- Goal of the exercise
Retype every entry word for word.

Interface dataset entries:
════════════════════

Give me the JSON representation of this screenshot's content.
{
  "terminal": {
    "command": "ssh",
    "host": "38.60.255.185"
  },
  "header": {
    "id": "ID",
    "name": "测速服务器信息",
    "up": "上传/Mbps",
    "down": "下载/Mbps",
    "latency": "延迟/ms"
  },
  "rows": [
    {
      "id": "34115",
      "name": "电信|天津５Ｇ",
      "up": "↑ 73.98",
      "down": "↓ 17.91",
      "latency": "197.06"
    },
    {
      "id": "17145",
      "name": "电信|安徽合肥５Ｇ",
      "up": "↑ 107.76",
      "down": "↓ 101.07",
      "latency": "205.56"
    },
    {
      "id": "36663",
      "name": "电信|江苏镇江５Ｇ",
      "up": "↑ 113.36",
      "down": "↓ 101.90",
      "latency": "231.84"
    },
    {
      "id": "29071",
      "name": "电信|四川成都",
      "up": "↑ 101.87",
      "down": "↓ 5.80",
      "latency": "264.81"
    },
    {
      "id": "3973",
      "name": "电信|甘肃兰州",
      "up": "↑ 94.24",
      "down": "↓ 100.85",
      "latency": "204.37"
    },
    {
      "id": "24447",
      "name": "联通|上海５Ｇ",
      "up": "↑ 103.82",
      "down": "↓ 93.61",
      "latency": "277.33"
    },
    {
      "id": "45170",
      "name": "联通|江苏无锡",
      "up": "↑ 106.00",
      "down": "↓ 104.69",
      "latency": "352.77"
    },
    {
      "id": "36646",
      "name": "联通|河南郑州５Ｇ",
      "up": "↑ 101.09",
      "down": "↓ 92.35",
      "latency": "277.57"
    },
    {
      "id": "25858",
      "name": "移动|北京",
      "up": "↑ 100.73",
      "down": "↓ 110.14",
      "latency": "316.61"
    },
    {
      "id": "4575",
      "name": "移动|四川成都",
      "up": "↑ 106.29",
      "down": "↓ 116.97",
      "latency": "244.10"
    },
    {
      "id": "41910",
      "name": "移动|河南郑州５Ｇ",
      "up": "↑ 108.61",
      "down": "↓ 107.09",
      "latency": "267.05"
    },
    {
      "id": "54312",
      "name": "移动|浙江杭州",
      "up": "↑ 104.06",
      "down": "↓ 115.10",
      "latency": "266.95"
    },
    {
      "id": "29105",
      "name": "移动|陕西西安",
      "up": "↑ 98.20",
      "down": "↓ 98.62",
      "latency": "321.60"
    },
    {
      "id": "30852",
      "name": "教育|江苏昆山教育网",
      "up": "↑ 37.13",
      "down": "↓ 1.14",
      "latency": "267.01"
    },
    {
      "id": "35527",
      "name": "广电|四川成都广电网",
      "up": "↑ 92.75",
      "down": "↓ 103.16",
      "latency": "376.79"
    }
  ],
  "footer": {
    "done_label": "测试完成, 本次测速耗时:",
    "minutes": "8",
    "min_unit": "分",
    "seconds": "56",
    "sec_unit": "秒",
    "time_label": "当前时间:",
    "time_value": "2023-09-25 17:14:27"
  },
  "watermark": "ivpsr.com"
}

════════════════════

- Solution for this task
Give me the JSON representation of this screenshot's content.
{
  "terminal": {
    "command": "ssh",
    "host": "38.60.255.185"
  },
  "header": {
    "id": "ID",
    "name": "测速服务器信息",
    "up": "上传/Mbps",
    "down": "下载/Mbps",
    "latency": "延迟/ms"
  },
  "rows": [
    {
      "id": "34115",
      "name": "电信|天津５Ｇ",
      "up": "↑ 73.98",
      "down": "↓ 17.91",
      "latency": "197.06"
    },
    {
      "id": "17145",
      "name": "电信|安徽合肥５Ｇ",
      "up": "↑ 107.76",
      "down": "↓ 101.07",
      "latency": "205.56"
    },
    {
      "id": "36663",
      "name": "电信|江苏镇江５Ｇ",
      "up": "↑ 113.36",
      "down": "↓ 101.90",
      "latency": "231.84"
    },
    {
      "id": "29071",
      "name": "电信|四川成都",
      "up": "↑ 101.87",
      "down": "↓ 5.80",
      "latency": "264.81"
    },
    {
      "id": "3973",
      "name": "电信|甘肃兰州",
      "up": "↑ 94.24",
      "down": "↓ 100.85",
      "latency": "204.37"
    },
    {
      "id": "24447",
      "name": "联通|上海５Ｇ",
      "up": "↑ 103.82",
      "down": "↓ 93.61",
      "latency": "277.33"
    },
    {
      "id": "45170",
      "name": "联通|江苏无锡",
      "up": "↑ 106.00",
      "down": "↓ 104.69",
      "latency": "352.77"
    },
    {
      "id": "36646",
      "name": "联通|河南郑州５Ｇ",
      "up": "↑ 101.09",
      "down": "↓ 92.35",
      "latency": "277.57"
    },
    {
      "id": "25858",
      "name": "移动|北京",
      "up": "↑ 100.73",
      "down": "↓ 110.14",
      "latency": "316.61"
    },
    {
      "id": "4575",
      "name": "移动|四川成都",
      "up": "↑ 106.29",
      "down": "↓ 116.97",
      "latency": "244.10"
    },
    {
      "id": "41910",
      "name": "移动|河南郑州５Ｇ",
      "up": "↑ 108.61",
      "down": "↓ 107.09",
      "latency": "267.05"
    },
    {
      "id": "54312",
      "name": "移动|浙江杭州",
      "up": "↑ 104.06",
      "down": "↓ 115.10",
      "latency": "266.95"
    },
    {
      "id": "29105",
      "name": "移动|陕西西安",
      "up": "↑ 98.20",
      "down": "↓ 98.62",
      "latency": "321.60"
    },
    {
      "id": "30852",
      "name": "教育|江苏昆山教育网",
      "up": "↑ 37.13",
      "down": "↓ 1.14",
      "latency": "267.01"
    },
    {
      "id": "35527",
      "name": "广电|四川成都广电网",
      "up": "↑ 92.75",
      "down": "↓ 103.16",
      "latency": "376.79"
    }
  ],
  "footer": {
    "done_label": "测试完成, 本次测速耗时:",
    "minutes": "8",
    "min_unit": "分",
    "seconds": "56",
    "sec_unit": "秒",
    "time_label": "当前时间:",
    "time_value": "2023-09-25 17:14:27"
  },
  "watermark": "ivpsr.com"
}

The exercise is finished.